Recorded data:
____

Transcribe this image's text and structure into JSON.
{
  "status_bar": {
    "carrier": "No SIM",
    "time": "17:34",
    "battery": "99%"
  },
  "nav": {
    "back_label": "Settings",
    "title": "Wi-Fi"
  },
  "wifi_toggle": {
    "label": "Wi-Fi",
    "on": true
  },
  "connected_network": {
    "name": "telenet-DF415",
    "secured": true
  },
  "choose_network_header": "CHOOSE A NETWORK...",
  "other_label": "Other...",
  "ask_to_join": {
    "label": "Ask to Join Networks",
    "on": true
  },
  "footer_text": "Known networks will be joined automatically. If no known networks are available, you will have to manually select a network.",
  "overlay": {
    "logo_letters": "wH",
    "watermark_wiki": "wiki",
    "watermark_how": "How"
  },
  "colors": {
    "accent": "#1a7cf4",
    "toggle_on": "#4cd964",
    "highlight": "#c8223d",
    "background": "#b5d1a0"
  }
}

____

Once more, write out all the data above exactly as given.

Transcribe this image's text and structure into JSON.
{
  "status_bar": {
    "carrier": "No SIM",
    "time": "17:34",
    "battery": "99%"
  },
  "nav": {
    "back_label": "Settings",
    "title": "Wi-Fi"
  },
  "wifi_toggle": {
    "label": "Wi-Fi",
    "on": true
  },
  "connected_network": {
    "name": "telenet-DF415",
    "secured": true
  },
  "choose_network_header": "CHOOSE A NETWORK...",
  "other_label": "Other...",
  "ask_to_join": {
    "label": "Ask to Join Networks",
    "on": true
  },
  "footer_text": "Known networks will be joined automatically. If no known networks are available, you will have to manually select a network.",
  "overlay": {
    "logo_letters": "wH",
    "watermark_wiki": "wiki",
    "watermark_how": "How"
  },
  "colors": {
    "accent": "#1a7cf4",
    "toggle_on": "#4cd964",
    "highlight": "#c8223d",
    "background": "#b5d1a0"
  }
}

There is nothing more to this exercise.